## Task objective:
For each line below that contains the word "baseResp", return that line.

[[ Exercise data open ]]

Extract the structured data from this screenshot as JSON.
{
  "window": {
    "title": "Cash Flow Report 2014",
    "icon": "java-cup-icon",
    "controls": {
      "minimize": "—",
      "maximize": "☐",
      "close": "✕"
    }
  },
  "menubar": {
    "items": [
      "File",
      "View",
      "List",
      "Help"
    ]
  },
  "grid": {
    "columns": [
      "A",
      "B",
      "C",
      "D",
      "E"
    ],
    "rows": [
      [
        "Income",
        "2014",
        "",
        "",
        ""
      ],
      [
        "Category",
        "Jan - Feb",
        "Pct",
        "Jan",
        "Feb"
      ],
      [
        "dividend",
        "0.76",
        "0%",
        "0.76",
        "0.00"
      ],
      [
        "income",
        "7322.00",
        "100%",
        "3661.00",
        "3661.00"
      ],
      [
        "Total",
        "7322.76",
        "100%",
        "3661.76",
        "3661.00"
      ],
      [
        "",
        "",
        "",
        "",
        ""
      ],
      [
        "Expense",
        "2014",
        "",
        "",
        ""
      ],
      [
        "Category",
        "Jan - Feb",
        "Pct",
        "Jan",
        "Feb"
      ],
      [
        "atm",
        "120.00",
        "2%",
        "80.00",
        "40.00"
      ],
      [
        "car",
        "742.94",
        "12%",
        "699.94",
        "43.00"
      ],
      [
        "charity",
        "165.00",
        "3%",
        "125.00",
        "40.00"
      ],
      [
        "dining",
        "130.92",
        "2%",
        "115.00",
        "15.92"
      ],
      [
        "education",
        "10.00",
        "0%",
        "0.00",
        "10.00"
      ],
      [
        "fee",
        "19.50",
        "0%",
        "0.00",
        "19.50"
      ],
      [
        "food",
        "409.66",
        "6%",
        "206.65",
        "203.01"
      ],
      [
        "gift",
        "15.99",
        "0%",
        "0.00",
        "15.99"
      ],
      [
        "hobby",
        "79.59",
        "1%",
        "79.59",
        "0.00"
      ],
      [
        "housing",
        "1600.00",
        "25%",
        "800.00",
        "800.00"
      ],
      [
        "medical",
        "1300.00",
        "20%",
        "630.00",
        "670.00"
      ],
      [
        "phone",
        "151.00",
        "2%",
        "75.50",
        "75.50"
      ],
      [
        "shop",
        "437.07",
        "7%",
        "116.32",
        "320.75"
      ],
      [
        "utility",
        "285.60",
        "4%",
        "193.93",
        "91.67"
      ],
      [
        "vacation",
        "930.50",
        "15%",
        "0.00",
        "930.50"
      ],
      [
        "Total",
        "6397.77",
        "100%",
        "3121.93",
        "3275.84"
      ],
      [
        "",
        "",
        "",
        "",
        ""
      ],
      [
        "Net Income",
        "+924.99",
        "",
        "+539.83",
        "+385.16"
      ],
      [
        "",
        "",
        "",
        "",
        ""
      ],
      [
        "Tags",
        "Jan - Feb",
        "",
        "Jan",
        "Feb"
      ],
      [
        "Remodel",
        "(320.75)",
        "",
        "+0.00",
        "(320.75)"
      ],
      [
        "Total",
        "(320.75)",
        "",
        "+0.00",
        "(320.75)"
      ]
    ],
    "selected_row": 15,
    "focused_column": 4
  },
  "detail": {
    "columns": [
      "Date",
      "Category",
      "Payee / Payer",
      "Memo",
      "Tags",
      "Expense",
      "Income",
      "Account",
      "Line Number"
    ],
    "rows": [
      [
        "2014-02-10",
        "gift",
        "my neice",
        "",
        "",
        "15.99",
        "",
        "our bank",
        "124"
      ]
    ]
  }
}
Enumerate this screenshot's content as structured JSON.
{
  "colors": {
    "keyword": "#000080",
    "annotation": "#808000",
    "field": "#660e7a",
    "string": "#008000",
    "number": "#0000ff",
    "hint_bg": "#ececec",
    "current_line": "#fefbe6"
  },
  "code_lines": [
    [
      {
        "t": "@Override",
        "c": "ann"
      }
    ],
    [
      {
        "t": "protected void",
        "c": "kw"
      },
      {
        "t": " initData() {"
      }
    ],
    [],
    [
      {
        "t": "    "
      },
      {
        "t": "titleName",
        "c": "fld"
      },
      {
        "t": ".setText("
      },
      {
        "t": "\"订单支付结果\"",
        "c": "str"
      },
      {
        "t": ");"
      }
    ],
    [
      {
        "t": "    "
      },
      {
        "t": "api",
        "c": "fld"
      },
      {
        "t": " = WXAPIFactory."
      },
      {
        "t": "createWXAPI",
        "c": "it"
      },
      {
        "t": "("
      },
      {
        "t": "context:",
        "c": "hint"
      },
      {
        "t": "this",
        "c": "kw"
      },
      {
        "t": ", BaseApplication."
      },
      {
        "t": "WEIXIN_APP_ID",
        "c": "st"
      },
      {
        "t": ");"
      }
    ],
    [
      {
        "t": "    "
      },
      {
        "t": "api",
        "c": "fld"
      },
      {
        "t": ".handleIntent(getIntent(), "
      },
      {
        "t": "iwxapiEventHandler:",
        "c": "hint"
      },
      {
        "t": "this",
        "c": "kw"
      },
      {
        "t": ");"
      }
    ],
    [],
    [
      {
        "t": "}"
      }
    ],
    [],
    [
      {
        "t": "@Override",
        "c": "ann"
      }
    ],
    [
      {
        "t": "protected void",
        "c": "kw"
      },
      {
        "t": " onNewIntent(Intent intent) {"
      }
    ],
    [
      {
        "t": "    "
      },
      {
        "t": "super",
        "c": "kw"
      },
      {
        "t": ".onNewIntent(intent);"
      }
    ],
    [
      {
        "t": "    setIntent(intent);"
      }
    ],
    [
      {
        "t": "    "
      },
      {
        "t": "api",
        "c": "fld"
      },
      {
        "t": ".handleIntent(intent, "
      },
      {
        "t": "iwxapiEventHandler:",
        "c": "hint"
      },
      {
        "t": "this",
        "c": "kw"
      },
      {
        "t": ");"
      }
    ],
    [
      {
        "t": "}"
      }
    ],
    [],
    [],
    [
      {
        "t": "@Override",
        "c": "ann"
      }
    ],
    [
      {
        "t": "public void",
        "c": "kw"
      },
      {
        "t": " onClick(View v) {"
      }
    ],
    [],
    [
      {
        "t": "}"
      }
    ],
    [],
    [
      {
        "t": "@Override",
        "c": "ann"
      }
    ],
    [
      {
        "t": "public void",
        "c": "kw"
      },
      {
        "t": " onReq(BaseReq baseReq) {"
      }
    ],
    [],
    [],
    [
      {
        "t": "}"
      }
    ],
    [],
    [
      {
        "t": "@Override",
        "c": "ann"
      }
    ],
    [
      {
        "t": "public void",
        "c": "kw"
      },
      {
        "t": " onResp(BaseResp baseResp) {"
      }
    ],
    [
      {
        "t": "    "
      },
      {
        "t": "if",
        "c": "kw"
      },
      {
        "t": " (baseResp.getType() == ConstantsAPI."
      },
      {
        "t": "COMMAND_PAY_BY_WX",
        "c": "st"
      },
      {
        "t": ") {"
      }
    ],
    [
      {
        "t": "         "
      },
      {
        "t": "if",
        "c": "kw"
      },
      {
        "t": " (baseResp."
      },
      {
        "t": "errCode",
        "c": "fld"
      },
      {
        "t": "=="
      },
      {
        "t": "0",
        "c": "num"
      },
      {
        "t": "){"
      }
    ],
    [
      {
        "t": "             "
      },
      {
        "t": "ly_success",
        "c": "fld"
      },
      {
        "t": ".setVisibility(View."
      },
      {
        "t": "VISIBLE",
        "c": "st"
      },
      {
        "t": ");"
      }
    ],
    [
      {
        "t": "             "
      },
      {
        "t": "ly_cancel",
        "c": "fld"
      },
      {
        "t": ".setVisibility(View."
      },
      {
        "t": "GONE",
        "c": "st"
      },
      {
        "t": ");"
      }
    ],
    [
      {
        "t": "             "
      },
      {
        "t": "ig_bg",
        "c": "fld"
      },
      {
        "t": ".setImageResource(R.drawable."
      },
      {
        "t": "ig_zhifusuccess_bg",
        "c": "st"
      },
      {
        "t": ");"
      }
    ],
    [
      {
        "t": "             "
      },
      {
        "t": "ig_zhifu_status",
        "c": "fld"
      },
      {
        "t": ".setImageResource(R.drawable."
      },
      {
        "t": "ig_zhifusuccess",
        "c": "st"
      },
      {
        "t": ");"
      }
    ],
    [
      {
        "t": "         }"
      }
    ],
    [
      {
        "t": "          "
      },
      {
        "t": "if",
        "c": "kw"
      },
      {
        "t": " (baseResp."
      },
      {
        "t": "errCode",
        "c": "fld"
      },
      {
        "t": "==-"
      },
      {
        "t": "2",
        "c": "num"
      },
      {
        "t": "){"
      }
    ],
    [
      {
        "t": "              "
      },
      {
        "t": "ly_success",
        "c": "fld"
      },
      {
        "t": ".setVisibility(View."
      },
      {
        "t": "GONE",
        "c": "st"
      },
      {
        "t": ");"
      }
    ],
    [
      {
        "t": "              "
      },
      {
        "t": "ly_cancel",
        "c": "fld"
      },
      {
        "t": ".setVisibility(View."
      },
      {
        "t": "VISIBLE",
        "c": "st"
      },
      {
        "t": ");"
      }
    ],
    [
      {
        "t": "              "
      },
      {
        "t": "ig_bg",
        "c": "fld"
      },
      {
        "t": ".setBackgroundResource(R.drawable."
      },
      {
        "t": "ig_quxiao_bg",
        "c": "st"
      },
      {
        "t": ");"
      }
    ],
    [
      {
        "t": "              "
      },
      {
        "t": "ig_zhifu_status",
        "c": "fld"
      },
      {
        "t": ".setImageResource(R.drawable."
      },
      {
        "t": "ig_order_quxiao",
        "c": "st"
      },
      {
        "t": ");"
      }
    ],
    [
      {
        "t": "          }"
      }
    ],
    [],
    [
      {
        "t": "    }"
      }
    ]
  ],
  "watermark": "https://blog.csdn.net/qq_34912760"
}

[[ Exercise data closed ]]

## Result of the exercise:
        "t": " onResp(BaseResp baseResp) {"
        "t": " (baseResp.getType() == ConstantsAPI."
        "t": " (baseResp."
        "t": " (baseResp."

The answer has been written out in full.